DATA FOR REVIEW -
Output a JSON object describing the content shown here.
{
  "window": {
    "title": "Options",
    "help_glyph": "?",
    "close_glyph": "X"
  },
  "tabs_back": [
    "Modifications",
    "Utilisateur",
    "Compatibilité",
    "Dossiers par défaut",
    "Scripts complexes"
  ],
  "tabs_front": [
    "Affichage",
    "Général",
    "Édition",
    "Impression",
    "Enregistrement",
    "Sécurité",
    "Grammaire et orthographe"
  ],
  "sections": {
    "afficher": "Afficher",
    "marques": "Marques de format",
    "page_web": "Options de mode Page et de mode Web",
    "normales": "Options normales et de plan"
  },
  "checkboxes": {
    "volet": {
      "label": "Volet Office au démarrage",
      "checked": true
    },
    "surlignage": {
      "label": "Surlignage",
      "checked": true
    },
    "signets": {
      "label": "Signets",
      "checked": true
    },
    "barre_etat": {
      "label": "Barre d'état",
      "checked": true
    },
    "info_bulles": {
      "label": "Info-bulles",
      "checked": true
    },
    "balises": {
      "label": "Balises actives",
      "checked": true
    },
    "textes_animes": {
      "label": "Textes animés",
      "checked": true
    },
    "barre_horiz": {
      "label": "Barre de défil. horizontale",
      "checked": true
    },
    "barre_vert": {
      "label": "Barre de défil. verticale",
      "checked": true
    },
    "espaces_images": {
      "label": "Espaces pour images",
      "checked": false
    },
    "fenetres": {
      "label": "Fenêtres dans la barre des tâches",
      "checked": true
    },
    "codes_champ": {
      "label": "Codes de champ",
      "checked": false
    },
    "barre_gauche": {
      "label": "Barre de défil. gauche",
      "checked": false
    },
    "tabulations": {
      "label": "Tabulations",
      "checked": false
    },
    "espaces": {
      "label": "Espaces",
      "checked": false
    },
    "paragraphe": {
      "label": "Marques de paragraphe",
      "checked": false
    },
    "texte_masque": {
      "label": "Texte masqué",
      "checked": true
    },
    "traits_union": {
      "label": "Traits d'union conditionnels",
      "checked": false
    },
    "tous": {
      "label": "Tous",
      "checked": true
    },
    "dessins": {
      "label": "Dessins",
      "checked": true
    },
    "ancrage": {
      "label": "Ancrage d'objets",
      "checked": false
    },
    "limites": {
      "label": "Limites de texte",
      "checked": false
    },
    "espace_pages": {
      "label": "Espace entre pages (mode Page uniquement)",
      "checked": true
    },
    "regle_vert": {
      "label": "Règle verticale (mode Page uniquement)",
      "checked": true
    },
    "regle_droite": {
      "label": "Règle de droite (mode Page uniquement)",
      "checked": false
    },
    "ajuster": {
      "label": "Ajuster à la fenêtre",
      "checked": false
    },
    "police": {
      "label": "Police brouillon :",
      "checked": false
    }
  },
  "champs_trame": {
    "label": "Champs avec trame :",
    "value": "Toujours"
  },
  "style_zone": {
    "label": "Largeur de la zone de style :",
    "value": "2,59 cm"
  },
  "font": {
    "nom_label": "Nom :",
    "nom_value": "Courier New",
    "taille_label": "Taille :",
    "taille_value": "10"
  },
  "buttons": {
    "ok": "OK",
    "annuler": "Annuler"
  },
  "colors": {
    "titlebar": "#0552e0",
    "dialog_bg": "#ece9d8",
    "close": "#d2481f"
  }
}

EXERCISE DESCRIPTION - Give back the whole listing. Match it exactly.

TASK OUTPUT -
Output a JSON object describing the content shown here.
{
  "window": {
    "title": "Options",
    "help_glyph": "?",
    "close_glyph": "X"
  },
  "tabs_back": [
    "Modifications",
    "Utilisateur",
    "Compatibilité",
    "Dossiers par défaut",
    "Scripts complexes"
  ],
  "tabs_front": [
    "Affichage",
    "Général",
    "Édition",
    "Impression",
    "Enregistrement",
    "Sécurité",
    "Grammaire et orthographe"
  ],
  "sections": {
    "afficher": "Afficher",
    "marques": "Marques de format",
    "page_web": "Options de mode Page et de mode Web",
    "normales": "Options normales et de plan"
  },
  "checkboxes": {
    "volet": {
      "label": "Volet Office au démarrage",
      "checked": true
    },
    "surlignage": {
      "label": "Surlignage",
      "checked": true
    },
    "signets": {
      "label": "Signets",
      "checked": true
    },
    "barre_etat": {
      "label": "Barre d'état",
      "checked": true
    },
    "info_bulles": {
      "label": "Info-bulles",
      "checked": true
    },
    "balises": {
      "label": "Balises actives",
      "checked": true
    },
    "textes_animes": {
      "label": "Textes animés",
      "checked": true
    },
    "barre_horiz": {
      "label": "Barre de défil. horizontale",
      "checked": true
    },
    "barre_vert": {
      "label": "Barre de défil. verticale",
      "checked": true
    },
    "espaces_images": {
      "label": "Espaces pour images",
      "checked": false
    },
    "fenetres": {
      "label": "Fenêtres dans la barre des tâches",
      "checked": true
    },
    "codes_champ": {
      "label": "Codes de champ",
      "checked": false
    },
    "barre_gauche": {
      "label": "Barre de défil. gauche",
      "checked": false
    },
    "tabulations": {
      "label": "Tabulations",
      "checked": false
    },
    "espaces": {
      "label": "Espaces",
      "checked": false
    },
    "paragraphe": {
      "label": "Marques de paragraphe",
      "checked": false
    },
    "texte_masque": {
      "label": "Texte masqué",
      "checked": true
    },
    "traits_union": {
      "label": "Traits d'union conditionnels",
      "checked": false
    },
    "tous": {
      "label": "Tous",
      "checked": true
    },
    "dessins": {
      "label": "Dessins",
      "checked": true
    },
    "ancrage": {
      "label": "Ancrage d'objets",
      "checked": false
    },
    "limites": {
      "label": "Limites de texte",
      "checked": false
    },
    "espace_pages": {
      "label": "Espace entre pages (mode Page uniquement)",
      "checked": true
    },
    "regle_vert": {
      "label": "Règle verticale (mode Page uniquement)",
      "checked": true
    },
    "regle_droite": {
      "label": "Règle de droite (mode Page uniquement)",
      "checked": false
    },
    "ajuster": {
      "label": "Ajuster à la fenêtre",
      "checked": false
    },
    "police": {
      "label": "Police brouillon :",
      "checked": false
    }
  },
  "champs_trame": {
    "label": "Champs avec trame :",
    "value": "Toujours"
  },
  "style_zone": {
    "label": "Largeur de la zone de style :",
    "value": "2,59 cm"
  },
  "font": {
    "nom_label": "Nom :",
    "nom_value": "Courier New",
    "taille_label": "Taille :",
    "taille_value": "10"
  },
  "buttons": {
    "ok": "OK",
    "annuler": "Annuler"
  },
  "colors": {
    "titlebar": "#0552e0",
    "dialog_bg": "#ece9d8",
    "close": "#d2481f"
  }
}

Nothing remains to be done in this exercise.